  • Jocelly de Araújo Ferreira Docente da Universidade Federal de Campina Grande
  • Nayda Babel Alves de Lima Federal University of Rio Grande do Norte, UFRN
  • Glenda Agra Federal University of João Pessoa, UFPB
  • Priscilla Tereza Lopes de Souza Hospital da Restauração/ International University Center, UNINTER
  • Cecilia Jéssica Azevedo da Silva Federal University of Campina Grande, UFCG
  • Gabriela Medeiros Martins Integrated Faculty of Patos, IFP

Abstract

Objective: to understand the impact of soft tissue injuries in the provision of assistance to Basic Human Needs of customers by the nursing staff in the Adult Intensive Care Unit of a hospital in Pernambuco, Brazil.


Methodology: this is a descriptive study with quantitative character, performed with 104 nurses in December 2015. A questionnaire drawn from Wanda Horta's theory was used for data collection.


Results: the most judicious care provided by the multidisciplinary team (81.7%) and the establishment of bond between professionals and clients (57.7%) were found to be the main positive effects. However, negative effects were outstanding, indicated by increased hospital stay (86.5%) and feeling of anxiety (72.1%). Despite the interference of lesions, body care (86%), communication (63.3%), and religiosity/spirituality (43.3%) needs were referred to as met.


Conclusion: the presence of wounds represents a difficulty to meet needs, although they bring some positive impact on the client. However, while recognizing the importance of valuing the customer subjectivity, this aspect is not yet addressed with proper attention.

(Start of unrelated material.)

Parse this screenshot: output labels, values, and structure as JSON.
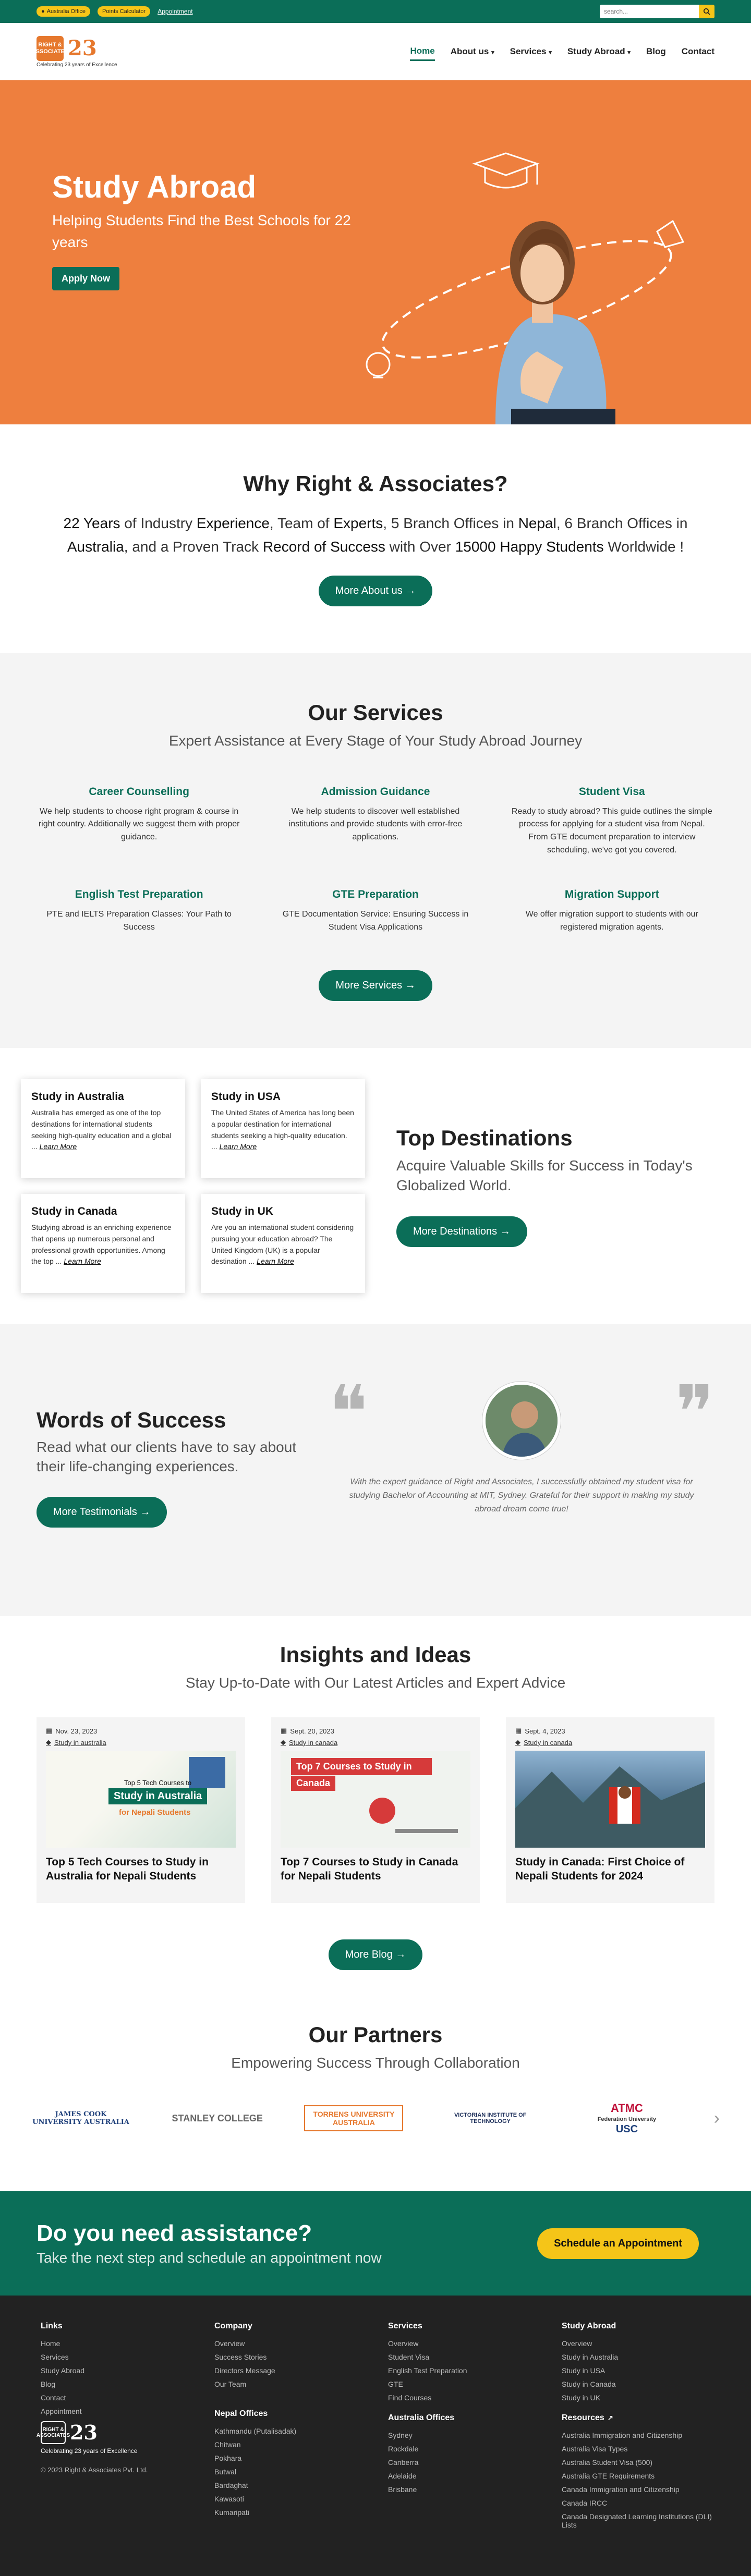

Keywords: Intensive Care Unit; Injuries; Nursing Care; Basic needs.


 

Published
Apr 14, 2017
How to Cite
FERREIRA, Jocelly de Araújo et al. Impact Of Wounds In The Assistance To Basic Human Needs In Intensive Care. International Archives of Medicine, [S.l.], v. 10, apr. 2017. ISSN 1755-7682. Available at: <http://imedicalsociety.org/ojs/index.php/iam/article/view/2512>. Date accessed: 28 may 2017. doi: http://dx.doi.org/10.3823/2385.
Section
Nursing